[Element data from apps and pages]
◇ ◇ ◇ ◇ ◇ ◇ ◇

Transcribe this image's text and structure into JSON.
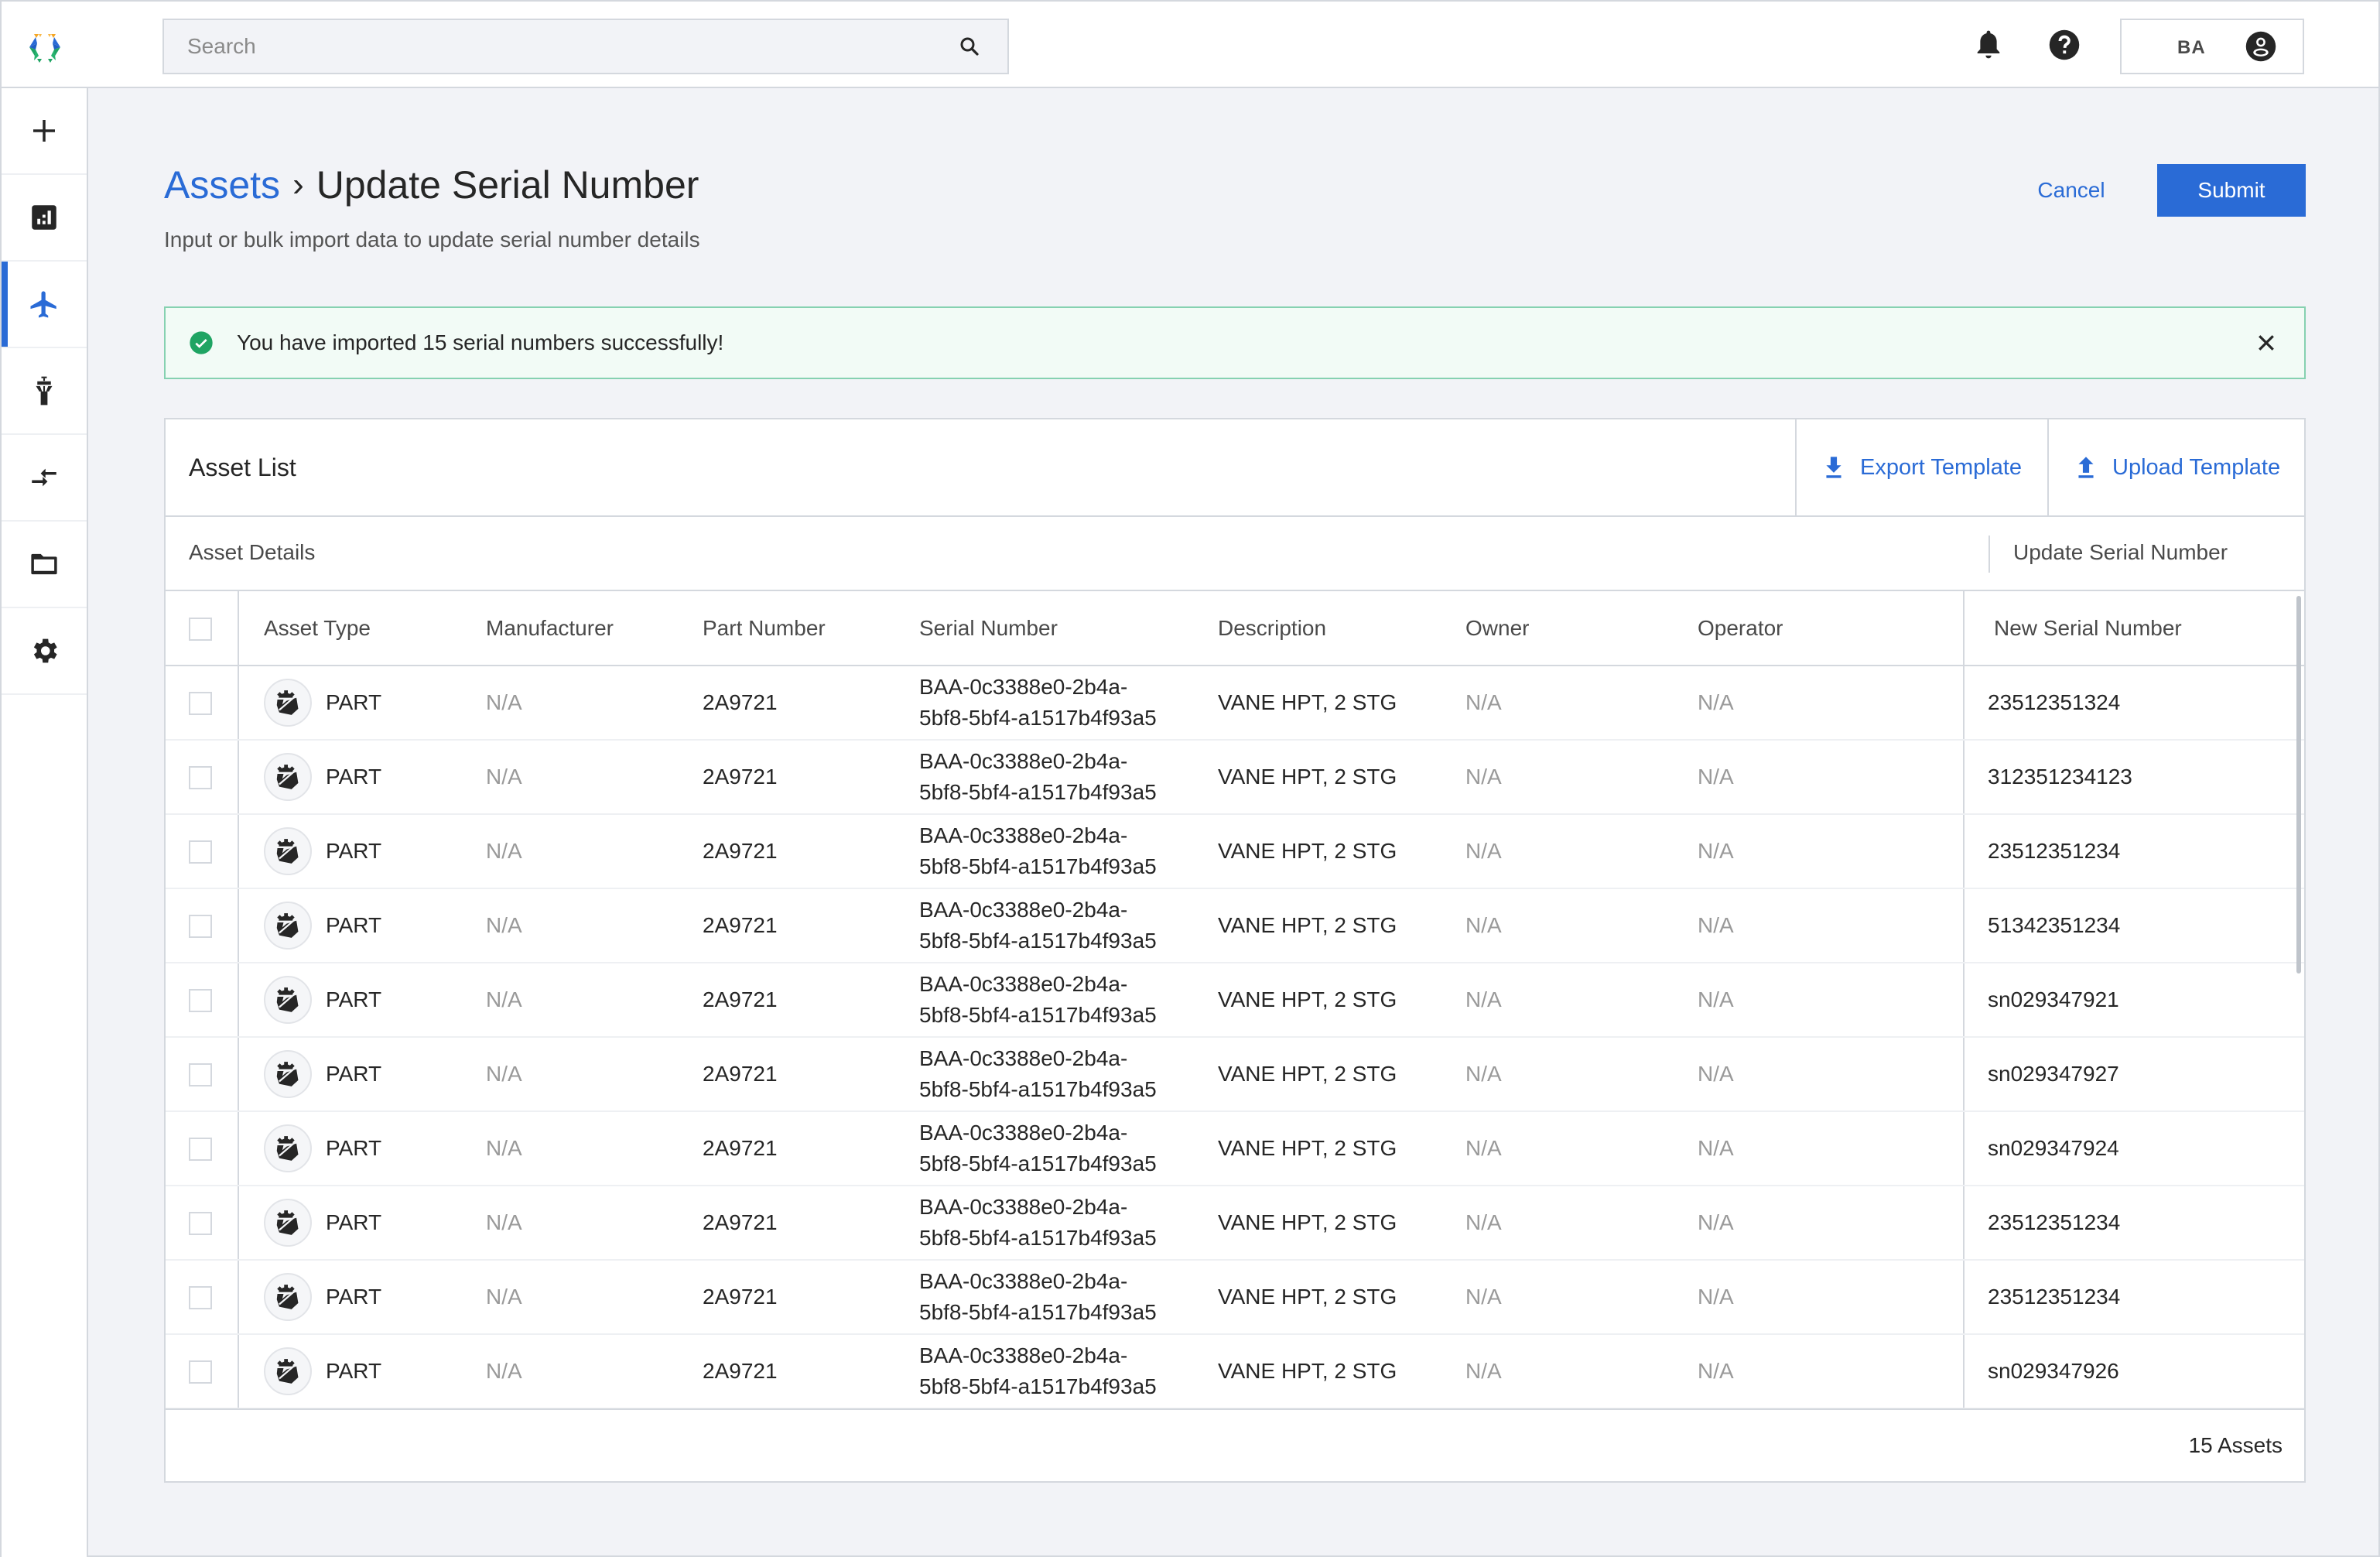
{
  "topbar": {
    "search_placeholder": "Search",
    "user_initials": "BA"
  },
  "sidebar": {
    "items": [
      {
        "name": "add",
        "icon": "plus-icon",
        "active": false
      },
      {
        "name": "dashboard",
        "icon": "chart-icon",
        "active": false
      },
      {
        "name": "flights",
        "icon": "airplane-icon",
        "active": true
      },
      {
        "name": "airports",
        "icon": "control-tower-icon",
        "active": false
      },
      {
        "name": "transfers",
        "icon": "swap-arrows-icon",
        "active": false
      },
      {
        "name": "files",
        "icon": "folder-icon",
        "active": false
      },
      {
        "name": "settings",
        "icon": "gear-icon",
        "active": false
      }
    ]
  },
  "header": {
    "breadcrumb_parent": "Assets",
    "breadcrumb_separator": "›",
    "title": "Update Serial Number",
    "subtitle": "Input or bulk import data to update serial number details",
    "cancel_label": "Cancel",
    "submit_label": "Submit"
  },
  "alert": {
    "message": "You have imported 15 serial numbers successfully!",
    "type": "success",
    "color": "#1fa463"
  },
  "card": {
    "title": "Asset List",
    "export_label": "Export Template",
    "upload_label": "Upload Template",
    "group_left": "Asset Details",
    "group_right": "Update Serial Number",
    "footer_count": "15 Assets"
  },
  "table": {
    "columns": [
      "Asset Type",
      "Manufacturer",
      "Part Number",
      "Serial Number",
      "Description",
      "Owner",
      "Operator",
      "New Serial Number"
    ],
    "rows": [
      {
        "type": "PART",
        "manufacturer": "N/A",
        "part": "2A9721",
        "serial_line1": "BAA-0c3388e0-2b4a-",
        "serial_line2": "5bf8-5bf4-a1517b4f93a5",
        "description": "VANE HPT, 2 STG",
        "owner": "N/A",
        "operator": "N/A",
        "new_serial": "23512351324"
      },
      {
        "type": "PART",
        "manufacturer": "N/A",
        "part": "2A9721",
        "serial_line1": "BAA-0c3388e0-2b4a-",
        "serial_line2": "5bf8-5bf4-a1517b4f93a5",
        "description": "VANE HPT, 2 STG",
        "owner": "N/A",
        "operator": "N/A",
        "new_serial": "312351234123"
      },
      {
        "type": "PART",
        "manufacturer": "N/A",
        "part": "2A9721",
        "serial_line1": "BAA-0c3388e0-2b4a-",
        "serial_line2": "5bf8-5bf4-a1517b4f93a5",
        "description": "VANE HPT, 2 STG",
        "owner": "N/A",
        "operator": "N/A",
        "new_serial": "23512351234"
      },
      {
        "type": "PART",
        "manufacturer": "N/A",
        "part": "2A9721",
        "serial_line1": "BAA-0c3388e0-2b4a-",
        "serial_line2": "5bf8-5bf4-a1517b4f93a5",
        "description": "VANE HPT, 2 STG",
        "owner": "N/A",
        "operator": "N/A",
        "new_serial": "51342351234"
      },
      {
        "type": "PART",
        "manufacturer": "N/A",
        "part": "2A9721",
        "serial_line1": "BAA-0c3388e0-2b4a-",
        "serial_line2": "5bf8-5bf4-a1517b4f93a5",
        "description": "VANE HPT, 2 STG",
        "owner": "N/A",
        "operator": "N/A",
        "new_serial": "sn029347921"
      },
      {
        "type": "PART",
        "manufacturer": "N/A",
        "part": "2A9721",
        "serial_line1": "BAA-0c3388e0-2b4a-",
        "serial_line2": "5bf8-5bf4-a1517b4f93a5",
        "description": "VANE HPT, 2 STG",
        "owner": "N/A",
        "operator": "N/A",
        "new_serial": "sn029347927"
      },
      {
        "type": "PART",
        "manufacturer": "N/A",
        "part": "2A9721",
        "serial_line1": "BAA-0c3388e0-2b4a-",
        "serial_line2": "5bf8-5bf4-a1517b4f93a5",
        "description": "VANE HPT, 2 STG",
        "owner": "N/A",
        "operator": "N/A",
        "new_serial": "sn029347924"
      },
      {
        "type": "PART",
        "manufacturer": "N/A",
        "part": "2A9721",
        "serial_line1": "BAA-0c3388e0-2b4a-",
        "serial_line2": "5bf8-5bf4-a1517b4f93a5",
        "description": "VANE HPT, 2 STG",
        "owner": "N/A",
        "operator": "N/A",
        "new_serial": "23512351234"
      },
      {
        "type": "PART",
        "manufacturer": "N/A",
        "part": "2A9721",
        "serial_line1": "BAA-0c3388e0-2b4a-",
        "serial_line2": "5bf8-5bf4-a1517b4f93a5",
        "description": "VANE HPT, 2 STG",
        "owner": "N/A",
        "operator": "N/A",
        "new_serial": "23512351234"
      },
      {
        "type": "PART",
        "manufacturer": "N/A",
        "part": "2A9721",
        "serial_line1": "BAA-0c3388e0-2b4a-",
        "serial_line2": "5bf8-5bf4-a1517b4f93a5",
        "description": "VANE HPT, 2 STG",
        "owner": "N/A",
        "operator": "N/A",
        "new_serial": "sn029347926"
      }
    ]
  },
  "colors": {
    "accent": "#2a6bd6",
    "success": "#1fa463",
    "alert_bg": "#f2fbf6",
    "alert_border": "#86d1b1",
    "page_bg": "#f2f3f7"
  }
}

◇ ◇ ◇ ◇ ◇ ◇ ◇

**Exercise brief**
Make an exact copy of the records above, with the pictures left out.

**Solved problem**
Transcribe this image's text and structure into JSON.
{
  "topbar": {
    "search_placeholder": "Search",
    "user_initials": "BA"
  },
  "sidebar": {
    "items": [
      {
        "name": "add",
        "icon": "plus-icon",
        "active": false
      },
      {
        "name": "dashboard",
        "icon": "chart-icon",
        "active": false
      },
      {
        "name": "flights",
        "icon": "airplane-icon",
        "active": true
      },
      {
        "name": "airports",
        "icon": "control-tower-icon",
        "active": false
      },
      {
        "name": "transfers",
        "icon": "swap-arrows-icon",
        "active": false
      },
      {
        "name": "files",
        "icon": "folder-icon",
        "active": false
      },
      {
        "name": "settings",
        "icon": "gear-icon",
        "active": false
      }
    ]
  },
  "header": {
    "breadcrumb_parent": "Assets",
    "breadcrumb_separator": "›",
    "title": "Update Serial Number",
    "subtitle": "Input or bulk import data to update serial number details",
    "cancel_label": "Cancel",
    "submit_label": "Submit"
  },
  "alert": {
    "message": "You have imported 15 serial numbers successfully!",
    "type": "success",
    "color": "#1fa463"
  },
  "card": {
    "title": "Asset List",
    "export_label": "Export Template",
    "upload_label": "Upload Template",
    "group_left": "Asset Details",
    "group_right": "Update Serial Number",
    "footer_count": "15 Assets"
  },
  "table": {
    "columns": [
      "Asset Type",
      "Manufacturer",
      "Part Number",
      "Serial Number",
      "Description",
      "Owner",
      "Operator",
      "New Serial Number"
    ],
    "rows": [
      {
        "type": "PART",
        "manufacturer": "N/A",
        "part": "2A9721",
        "serial_line1": "BAA-0c3388e0-2b4a-",
        "serial_line2": "5bf8-5bf4-a1517b4f93a5",
        "description": "VANE HPT, 2 STG",
        "owner": "N/A",
        "operator": "N/A",
        "new_serial": "23512351324"
      },
      {
        "type": "PART",
        "manufacturer": "N/A",
        "part": "2A9721",
        "serial_line1": "BAA-0c3388e0-2b4a-",
        "serial_line2": "5bf8-5bf4-a1517b4f93a5",
        "description": "VANE HPT, 2 STG",
        "owner": "N/A",
        "operator": "N/A",
        "new_serial": "312351234123"
      },
      {
        "type": "PART",
        "manufacturer": "N/A",
        "part": "2A9721",
        "serial_line1": "BAA-0c3388e0-2b4a-",
        "serial_line2": "5bf8-5bf4-a1517b4f93a5",
        "description": "VANE HPT, 2 STG",
        "owner": "N/A",
        "operator": "N/A",
        "new_serial": "23512351234"
      },
      {
        "type": "PART",
        "manufacturer": "N/A",
        "part": "2A9721",
        "serial_line1": "BAA-0c3388e0-2b4a-",
        "serial_line2": "5bf8-5bf4-a1517b4f93a5",
        "description": "VANE HPT, 2 STG",
        "owner": "N/A",
        "operator": "N/A",
        "new_serial": "51342351234"
      },
      {
        "type": "PART",
        "manufacturer": "N/A",
        "part": "2A9721",
        "serial_line1": "BAA-0c3388e0-2b4a-",
        "serial_line2": "5bf8-5bf4-a1517b4f93a5",
        "description": "VANE HPT, 2 STG",
        "owner": "N/A",
        "operator": "N/A",
        "new_serial": "sn029347921"
      },
      {
        "type": "PART",
        "manufacturer": "N/A",
        "part": "2A9721",
        "serial_line1": "BAA-0c3388e0-2b4a-",
        "serial_line2": "5bf8-5bf4-a1517b4f93a5",
        "description": "VANE HPT, 2 STG",
        "owner": "N/A",
        "operator": "N/A",
        "new_serial": "sn029347927"
      },
      {
        "type": "PART",
        "manufacturer": "N/A",
        "part": "2A9721",
        "serial_line1": "BAA-0c3388e0-2b4a-",
        "serial_line2": "5bf8-5bf4-a1517b4f93a5",
        "description": "VANE HPT, 2 STG",
        "owner": "N/A",
        "operator": "N/A",
        "new_serial": "sn029347924"
      },
      {
        "type": "PART",
        "manufacturer": "N/A",
        "part": "2A9721",
        "serial_line1": "BAA-0c3388e0-2b4a-",
        "serial_line2": "5bf8-5bf4-a1517b4f93a5",
        "description": "VANE HPT, 2 STG",
        "owner": "N/A",
        "operator": "N/A",
        "new_serial": "23512351234"
      },
      {
        "type": "PART",
        "manufacturer": "N/A",
        "part": "2A9721",
        "serial_line1": "BAA-0c3388e0-2b4a-",
        "serial_line2": "5bf8-5bf4-a1517b4f93a5",
        "description": "VANE HPT, 2 STG",
        "owner": "N/A",
        "operator": "N/A",
        "new_serial": "23512351234"
      },
      {
        "type": "PART",
        "manufacturer": "N/A",
        "part": "2A9721",
        "serial_line1": "BAA-0c3388e0-2b4a-",
        "serial_line2": "5bf8-5bf4-a1517b4f93a5",
        "description": "VANE HPT, 2 STG",
        "owner": "N/A",
        "operator": "N/A",
        "new_serial": "sn029347926"
      }
    ]
  },
  "colors": {
    "accent": "#2a6bd6",
    "success": "#1fa463",
    "alert_bg": "#f2fbf6",
    "alert_border": "#86d1b1",
    "page_bg": "#f2f3f7"
  }
}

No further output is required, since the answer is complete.